## Problem to solve:
Look for "manhã" in the material below and show each line that contains it.

+--

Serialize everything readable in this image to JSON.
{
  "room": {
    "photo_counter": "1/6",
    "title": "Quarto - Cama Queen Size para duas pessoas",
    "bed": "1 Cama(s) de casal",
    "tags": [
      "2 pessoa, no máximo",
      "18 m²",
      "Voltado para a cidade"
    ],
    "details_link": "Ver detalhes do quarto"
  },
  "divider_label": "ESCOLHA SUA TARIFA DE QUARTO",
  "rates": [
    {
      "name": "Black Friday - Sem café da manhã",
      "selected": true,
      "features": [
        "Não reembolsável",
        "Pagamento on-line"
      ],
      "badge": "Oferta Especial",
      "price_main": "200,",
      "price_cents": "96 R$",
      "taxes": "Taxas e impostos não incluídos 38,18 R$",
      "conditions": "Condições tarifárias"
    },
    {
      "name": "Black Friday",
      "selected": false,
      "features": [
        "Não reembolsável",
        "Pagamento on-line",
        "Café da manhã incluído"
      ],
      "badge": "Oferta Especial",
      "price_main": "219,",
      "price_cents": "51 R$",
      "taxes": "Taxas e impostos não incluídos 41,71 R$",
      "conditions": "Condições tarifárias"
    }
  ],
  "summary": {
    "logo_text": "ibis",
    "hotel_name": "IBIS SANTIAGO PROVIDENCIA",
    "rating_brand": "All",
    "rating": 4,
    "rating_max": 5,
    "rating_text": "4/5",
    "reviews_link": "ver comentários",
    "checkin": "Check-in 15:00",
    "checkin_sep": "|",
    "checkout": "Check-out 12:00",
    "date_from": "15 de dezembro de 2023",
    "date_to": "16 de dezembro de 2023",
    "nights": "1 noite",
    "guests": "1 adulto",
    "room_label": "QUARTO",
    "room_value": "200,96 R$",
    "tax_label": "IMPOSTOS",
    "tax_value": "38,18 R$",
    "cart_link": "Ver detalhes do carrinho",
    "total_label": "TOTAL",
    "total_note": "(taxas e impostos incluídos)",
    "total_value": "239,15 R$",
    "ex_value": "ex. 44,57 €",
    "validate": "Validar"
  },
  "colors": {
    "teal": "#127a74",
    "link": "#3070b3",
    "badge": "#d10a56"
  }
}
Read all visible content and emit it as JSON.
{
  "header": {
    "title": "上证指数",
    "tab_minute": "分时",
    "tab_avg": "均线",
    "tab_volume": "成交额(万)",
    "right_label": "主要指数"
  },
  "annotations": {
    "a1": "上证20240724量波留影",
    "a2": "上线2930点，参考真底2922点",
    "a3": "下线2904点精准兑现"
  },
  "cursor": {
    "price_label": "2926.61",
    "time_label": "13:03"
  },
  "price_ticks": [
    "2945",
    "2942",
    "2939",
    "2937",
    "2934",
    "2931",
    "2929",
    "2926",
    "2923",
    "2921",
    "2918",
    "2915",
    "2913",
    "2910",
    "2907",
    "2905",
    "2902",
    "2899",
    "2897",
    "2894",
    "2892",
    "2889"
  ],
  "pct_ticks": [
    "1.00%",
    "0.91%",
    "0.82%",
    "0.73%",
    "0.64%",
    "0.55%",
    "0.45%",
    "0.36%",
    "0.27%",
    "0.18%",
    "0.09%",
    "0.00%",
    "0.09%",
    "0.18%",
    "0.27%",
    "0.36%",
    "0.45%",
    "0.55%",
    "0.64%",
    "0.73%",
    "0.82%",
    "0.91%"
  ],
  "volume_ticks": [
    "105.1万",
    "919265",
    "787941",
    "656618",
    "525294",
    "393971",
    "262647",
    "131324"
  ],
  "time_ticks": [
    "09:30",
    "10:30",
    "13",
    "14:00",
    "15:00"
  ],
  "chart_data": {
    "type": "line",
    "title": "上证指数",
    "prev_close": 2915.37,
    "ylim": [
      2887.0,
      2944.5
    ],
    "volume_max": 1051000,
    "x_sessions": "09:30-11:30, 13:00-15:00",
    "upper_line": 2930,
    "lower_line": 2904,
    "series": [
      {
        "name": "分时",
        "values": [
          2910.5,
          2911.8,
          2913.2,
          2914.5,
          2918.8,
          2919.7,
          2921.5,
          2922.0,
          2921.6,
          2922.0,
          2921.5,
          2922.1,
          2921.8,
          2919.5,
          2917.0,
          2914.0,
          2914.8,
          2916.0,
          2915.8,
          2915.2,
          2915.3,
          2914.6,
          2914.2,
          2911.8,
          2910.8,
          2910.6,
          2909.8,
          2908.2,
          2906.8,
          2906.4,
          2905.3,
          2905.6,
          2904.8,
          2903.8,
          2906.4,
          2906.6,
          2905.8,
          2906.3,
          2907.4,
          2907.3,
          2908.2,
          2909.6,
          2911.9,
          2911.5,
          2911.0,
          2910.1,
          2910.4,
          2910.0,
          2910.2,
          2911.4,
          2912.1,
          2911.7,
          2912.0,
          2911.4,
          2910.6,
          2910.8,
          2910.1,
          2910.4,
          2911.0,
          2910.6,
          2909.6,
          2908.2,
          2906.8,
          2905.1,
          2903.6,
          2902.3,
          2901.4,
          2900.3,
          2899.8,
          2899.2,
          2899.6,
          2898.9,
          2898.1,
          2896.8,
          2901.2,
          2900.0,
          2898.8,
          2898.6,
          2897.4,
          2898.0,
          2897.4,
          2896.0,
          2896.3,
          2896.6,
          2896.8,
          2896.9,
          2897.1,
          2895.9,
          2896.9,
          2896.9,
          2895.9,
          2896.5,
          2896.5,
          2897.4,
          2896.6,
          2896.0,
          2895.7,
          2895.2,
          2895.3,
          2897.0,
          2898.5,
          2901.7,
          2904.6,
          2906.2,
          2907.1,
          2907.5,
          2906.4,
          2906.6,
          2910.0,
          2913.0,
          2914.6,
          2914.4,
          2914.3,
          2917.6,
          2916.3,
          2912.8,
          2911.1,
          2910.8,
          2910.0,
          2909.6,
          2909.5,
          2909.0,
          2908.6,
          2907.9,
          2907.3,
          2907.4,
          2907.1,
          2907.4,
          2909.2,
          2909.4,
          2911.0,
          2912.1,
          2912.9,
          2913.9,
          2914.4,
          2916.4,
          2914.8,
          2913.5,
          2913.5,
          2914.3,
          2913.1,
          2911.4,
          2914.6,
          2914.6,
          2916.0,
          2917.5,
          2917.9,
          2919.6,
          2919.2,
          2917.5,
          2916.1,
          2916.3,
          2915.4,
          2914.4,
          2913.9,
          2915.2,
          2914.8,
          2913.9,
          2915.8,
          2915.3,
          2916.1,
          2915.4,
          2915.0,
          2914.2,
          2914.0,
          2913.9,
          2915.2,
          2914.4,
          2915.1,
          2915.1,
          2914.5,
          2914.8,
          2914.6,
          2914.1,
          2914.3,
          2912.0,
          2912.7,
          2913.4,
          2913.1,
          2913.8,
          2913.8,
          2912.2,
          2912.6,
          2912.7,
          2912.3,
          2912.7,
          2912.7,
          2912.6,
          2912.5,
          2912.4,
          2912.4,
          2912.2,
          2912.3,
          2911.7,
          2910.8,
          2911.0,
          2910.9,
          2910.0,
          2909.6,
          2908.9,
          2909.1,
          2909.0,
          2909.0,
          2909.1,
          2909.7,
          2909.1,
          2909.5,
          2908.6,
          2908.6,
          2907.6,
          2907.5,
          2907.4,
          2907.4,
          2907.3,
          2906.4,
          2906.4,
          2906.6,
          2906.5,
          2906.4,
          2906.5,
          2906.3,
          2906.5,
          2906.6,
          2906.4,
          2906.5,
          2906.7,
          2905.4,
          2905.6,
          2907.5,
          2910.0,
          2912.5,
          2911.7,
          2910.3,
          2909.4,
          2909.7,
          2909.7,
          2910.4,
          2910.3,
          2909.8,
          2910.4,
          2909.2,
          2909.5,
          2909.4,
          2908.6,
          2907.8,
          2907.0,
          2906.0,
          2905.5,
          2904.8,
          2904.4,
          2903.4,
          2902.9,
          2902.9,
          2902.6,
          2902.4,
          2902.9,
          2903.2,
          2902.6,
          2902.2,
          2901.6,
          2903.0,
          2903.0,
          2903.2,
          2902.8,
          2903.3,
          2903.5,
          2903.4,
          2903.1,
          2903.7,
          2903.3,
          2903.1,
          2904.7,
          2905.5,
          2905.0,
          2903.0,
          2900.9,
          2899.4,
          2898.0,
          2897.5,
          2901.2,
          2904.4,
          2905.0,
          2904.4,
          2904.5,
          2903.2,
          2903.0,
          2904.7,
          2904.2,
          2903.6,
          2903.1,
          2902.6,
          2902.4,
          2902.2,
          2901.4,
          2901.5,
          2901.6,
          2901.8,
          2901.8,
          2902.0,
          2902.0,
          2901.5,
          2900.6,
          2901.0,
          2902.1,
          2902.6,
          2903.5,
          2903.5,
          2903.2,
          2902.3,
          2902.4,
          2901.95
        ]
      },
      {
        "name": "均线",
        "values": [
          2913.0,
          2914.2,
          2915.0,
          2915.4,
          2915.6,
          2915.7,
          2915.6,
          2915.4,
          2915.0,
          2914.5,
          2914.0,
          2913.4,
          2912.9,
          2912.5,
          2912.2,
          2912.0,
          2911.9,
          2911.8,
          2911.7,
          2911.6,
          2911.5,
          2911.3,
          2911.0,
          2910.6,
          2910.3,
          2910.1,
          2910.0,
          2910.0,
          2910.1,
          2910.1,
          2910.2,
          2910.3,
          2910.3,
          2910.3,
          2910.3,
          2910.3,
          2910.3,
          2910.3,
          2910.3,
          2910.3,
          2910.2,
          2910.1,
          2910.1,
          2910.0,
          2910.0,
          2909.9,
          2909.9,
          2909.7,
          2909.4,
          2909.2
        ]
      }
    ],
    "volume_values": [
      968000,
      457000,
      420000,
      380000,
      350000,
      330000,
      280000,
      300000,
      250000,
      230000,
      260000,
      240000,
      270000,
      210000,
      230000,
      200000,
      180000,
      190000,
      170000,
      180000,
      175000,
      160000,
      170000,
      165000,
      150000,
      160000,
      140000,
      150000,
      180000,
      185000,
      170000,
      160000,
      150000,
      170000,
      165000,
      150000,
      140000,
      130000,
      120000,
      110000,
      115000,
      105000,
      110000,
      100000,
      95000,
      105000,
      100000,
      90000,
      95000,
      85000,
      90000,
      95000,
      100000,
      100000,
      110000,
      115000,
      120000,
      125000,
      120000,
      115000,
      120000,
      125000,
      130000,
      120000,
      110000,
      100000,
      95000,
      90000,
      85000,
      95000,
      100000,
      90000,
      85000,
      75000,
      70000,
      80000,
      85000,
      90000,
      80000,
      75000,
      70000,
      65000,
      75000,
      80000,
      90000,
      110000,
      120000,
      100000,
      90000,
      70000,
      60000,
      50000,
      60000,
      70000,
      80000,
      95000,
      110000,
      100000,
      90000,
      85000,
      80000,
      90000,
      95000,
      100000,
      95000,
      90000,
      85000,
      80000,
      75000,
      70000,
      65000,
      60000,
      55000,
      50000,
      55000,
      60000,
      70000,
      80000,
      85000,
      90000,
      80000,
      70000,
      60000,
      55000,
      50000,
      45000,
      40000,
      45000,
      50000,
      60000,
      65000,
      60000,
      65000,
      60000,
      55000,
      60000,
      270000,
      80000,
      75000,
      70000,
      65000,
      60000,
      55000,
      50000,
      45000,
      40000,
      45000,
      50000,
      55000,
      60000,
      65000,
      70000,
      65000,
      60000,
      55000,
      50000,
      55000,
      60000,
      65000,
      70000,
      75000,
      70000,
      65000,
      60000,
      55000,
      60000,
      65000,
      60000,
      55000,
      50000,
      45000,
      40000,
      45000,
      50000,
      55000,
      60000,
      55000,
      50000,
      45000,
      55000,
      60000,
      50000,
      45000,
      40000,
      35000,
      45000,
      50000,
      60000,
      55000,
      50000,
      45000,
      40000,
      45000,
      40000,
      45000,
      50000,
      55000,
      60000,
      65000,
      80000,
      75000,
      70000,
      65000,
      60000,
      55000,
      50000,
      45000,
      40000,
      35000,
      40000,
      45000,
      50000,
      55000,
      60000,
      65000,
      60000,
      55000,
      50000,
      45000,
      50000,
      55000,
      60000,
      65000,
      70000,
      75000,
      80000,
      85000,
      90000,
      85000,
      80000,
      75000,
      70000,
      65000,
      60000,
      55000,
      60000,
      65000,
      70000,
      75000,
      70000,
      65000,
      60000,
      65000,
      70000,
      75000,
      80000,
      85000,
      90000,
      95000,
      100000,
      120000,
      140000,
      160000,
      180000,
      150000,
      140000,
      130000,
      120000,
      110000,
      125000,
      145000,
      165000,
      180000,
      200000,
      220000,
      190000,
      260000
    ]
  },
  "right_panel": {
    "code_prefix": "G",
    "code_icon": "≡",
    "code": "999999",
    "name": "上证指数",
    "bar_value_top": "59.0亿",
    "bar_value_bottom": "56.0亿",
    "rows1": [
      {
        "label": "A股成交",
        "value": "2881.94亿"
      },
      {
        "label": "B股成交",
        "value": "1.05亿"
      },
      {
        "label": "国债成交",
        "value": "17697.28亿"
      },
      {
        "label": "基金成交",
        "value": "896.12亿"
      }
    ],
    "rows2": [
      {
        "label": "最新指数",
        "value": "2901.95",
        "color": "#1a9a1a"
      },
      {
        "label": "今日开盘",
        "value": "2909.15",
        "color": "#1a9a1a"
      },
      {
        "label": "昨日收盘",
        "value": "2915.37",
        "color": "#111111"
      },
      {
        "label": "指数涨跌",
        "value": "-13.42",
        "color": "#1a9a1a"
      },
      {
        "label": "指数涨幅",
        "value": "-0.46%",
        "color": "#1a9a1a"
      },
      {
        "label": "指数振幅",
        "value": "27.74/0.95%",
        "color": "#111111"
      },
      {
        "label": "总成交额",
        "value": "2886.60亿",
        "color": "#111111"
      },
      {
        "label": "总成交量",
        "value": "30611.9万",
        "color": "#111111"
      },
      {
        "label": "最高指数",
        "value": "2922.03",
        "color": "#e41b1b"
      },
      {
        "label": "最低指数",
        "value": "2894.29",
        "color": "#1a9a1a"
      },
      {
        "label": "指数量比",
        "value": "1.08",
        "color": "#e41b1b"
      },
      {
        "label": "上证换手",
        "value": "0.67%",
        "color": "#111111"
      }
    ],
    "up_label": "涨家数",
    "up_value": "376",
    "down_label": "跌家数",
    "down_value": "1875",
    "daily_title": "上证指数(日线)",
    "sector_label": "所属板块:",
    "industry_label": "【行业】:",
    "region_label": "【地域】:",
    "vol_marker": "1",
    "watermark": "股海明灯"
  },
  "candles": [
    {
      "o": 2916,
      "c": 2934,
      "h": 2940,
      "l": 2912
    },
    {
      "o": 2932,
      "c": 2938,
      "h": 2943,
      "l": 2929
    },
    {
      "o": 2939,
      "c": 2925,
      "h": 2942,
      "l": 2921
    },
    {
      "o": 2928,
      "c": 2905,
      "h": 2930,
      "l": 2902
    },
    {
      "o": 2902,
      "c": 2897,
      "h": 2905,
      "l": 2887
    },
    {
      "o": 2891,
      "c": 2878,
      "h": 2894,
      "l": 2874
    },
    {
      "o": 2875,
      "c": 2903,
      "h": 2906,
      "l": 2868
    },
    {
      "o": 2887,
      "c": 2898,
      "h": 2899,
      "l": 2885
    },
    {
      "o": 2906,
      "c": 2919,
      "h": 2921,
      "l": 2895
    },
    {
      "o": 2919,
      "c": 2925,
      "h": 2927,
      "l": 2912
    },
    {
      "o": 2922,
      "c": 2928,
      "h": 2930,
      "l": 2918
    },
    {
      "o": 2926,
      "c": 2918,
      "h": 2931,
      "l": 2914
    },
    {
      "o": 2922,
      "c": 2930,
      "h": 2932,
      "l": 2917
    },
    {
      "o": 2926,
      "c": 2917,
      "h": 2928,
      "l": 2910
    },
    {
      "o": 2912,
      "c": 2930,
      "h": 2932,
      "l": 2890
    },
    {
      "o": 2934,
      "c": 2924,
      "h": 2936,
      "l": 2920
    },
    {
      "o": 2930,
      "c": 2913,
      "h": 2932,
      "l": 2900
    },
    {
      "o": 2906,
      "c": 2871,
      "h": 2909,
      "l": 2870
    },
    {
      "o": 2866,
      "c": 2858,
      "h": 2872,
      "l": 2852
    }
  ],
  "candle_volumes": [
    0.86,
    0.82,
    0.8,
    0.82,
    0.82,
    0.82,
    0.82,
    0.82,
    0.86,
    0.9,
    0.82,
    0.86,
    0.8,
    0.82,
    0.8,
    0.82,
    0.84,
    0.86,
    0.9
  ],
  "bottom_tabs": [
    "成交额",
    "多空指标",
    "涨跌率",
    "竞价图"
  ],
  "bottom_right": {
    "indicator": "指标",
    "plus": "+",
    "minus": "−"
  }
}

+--

## Answer:
      "name": "Black Friday - Sem café da manhã",
        "Café da manhã incluído"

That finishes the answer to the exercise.